* _Exercise_
Nothing in the data may change. Copy all of it exactly.

Provided records Block Start

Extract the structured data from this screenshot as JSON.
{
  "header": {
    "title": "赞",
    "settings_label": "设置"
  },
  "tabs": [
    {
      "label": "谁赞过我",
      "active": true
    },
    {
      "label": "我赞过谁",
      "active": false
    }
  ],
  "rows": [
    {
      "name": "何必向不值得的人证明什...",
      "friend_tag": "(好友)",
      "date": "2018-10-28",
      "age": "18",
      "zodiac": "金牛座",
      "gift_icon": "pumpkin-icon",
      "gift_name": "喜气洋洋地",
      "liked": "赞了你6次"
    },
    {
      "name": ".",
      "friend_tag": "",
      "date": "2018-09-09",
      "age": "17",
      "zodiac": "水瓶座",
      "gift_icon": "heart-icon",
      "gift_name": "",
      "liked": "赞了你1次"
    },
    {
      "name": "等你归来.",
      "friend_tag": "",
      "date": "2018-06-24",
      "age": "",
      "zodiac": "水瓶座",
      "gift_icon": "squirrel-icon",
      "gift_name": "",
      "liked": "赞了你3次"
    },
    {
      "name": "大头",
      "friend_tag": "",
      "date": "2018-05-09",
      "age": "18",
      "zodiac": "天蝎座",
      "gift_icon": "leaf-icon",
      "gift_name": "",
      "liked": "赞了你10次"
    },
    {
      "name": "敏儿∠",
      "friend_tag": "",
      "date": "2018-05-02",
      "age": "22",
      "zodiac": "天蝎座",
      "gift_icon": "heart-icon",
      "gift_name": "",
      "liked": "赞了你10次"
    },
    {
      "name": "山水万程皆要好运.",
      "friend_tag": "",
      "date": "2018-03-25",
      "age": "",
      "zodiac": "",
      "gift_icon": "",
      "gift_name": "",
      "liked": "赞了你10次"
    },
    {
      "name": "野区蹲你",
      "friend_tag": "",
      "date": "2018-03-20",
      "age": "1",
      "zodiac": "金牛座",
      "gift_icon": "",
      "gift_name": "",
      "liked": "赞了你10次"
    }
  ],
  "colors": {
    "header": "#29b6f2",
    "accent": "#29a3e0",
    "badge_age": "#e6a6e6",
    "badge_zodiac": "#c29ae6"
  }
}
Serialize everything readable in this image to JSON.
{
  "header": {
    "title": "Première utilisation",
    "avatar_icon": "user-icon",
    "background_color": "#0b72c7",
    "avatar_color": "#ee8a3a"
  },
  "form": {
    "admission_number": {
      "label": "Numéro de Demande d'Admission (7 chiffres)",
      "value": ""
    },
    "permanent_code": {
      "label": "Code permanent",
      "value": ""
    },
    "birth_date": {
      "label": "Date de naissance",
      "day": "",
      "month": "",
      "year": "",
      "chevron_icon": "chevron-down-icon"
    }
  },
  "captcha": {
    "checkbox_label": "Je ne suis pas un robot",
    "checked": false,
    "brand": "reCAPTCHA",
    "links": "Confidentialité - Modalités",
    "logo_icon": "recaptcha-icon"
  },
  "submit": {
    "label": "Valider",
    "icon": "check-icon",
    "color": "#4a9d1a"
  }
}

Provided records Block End

* _Task result_
Extract the structured data from this screenshot as JSON.
{
  "header": {
    "title": "赞",
    "settings_label": "设置"
  },
  "tabs": [
    {
      "label": "谁赞过我",
      "active": true
    },
    {
      "label": "我赞过谁",
      "active": false
    }
  ],
  "rows": [
    {
      "name": "何必向不值得的人证明什...",
      "friend_tag": "(好友)",
      "date": "2018-10-28",
      "age": "18",
      "zodiac": "金牛座",
      "gift_icon": "pumpkin-icon",
      "gift_name": "喜气洋洋地",
      "liked": "赞了你6次"
    },
    {
      "name": ".",
      "friend_tag": "",
      "date": "2018-09-09",
      "age": "17",
      "zodiac": "水瓶座",
      "gift_icon": "heart-icon",
      "gift_name": "",
      "liked": "赞了你1次"
    },
    {
      "name": "等你归来.",
      "friend_tag": "",
      "date": "2018-06-24",
      "age": "",
      "zodiac": "水瓶座",
      "gift_icon": "squirrel-icon",
      "gift_name": "",
      "liked": "赞了你3次"
    },
    {
      "name": "大头",
      "friend_tag": "",
      "date": "2018-05-09",
      "age": "18",
      "zodiac": "天蝎座",
      "gift_icon": "leaf-icon",
      "gift_name": "",
      "liked": "赞了你10次"
    },
    {
      "name": "敏儿∠",
      "friend_tag": "",
      "date": "2018-05-02",
      "age": "22",
      "zodiac": "天蝎座",
      "gift_icon": "heart-icon",
      "gift_name": "",
      "liked": "赞了你10次"
    },
    {
      "name": "山水万程皆要好运.",
      "friend_tag": "",
      "date": "2018-03-25",
      "age": "",
      "zodiac": "",
      "gift_icon": "",
      "gift_name": "",
      "liked": "赞了你10次"
    },
    {
      "name": "野区蹲你",
      "friend_tag": "",
      "date": "2018-03-20",
      "age": "1",
      "zodiac": "金牛座",
      "gift_icon": "",
      "gift_name": "",
      "liked": "赞了你10次"
    }
  ],
  "colors": {
    "header": "#29b6f2",
    "accent": "#29a3e0",
    "badge_age": "#e6a6e6",
    "badge_zodiac": "#c29ae6"
  }
}
Serialize everything readable in this image to JSON.
{
  "header": {
    "title": "Première utilisation",
    "avatar_icon": "user-icon",
    "background_color": "#0b72c7",
    "avatar_color": "#ee8a3a"
  },
  "form": {
    "admission_number": {
      "label": "Numéro de Demande d'Admission (7 chiffres)",
      "value": ""
    },
    "permanent_code": {
      "label": "Code permanent",
      "value": ""
    },
    "birth_date": {
      "label": "Date de naissance",
      "day": "",
      "month": "",
      "year": "",
      "chevron_icon": "chevron-down-icon"
    }
  },
  "captcha": {
    "checkbox_label": "Je ne suis pas un robot",
    "checked": false,
    "brand": "reCAPTCHA",
    "links": "Confidentialité - Modalités",
    "logo_icon": "recaptcha-icon"
  },
  "submit": {
    "label": "Valider",
    "icon": "check-icon",
    "color": "#4a9d1a"
  }
}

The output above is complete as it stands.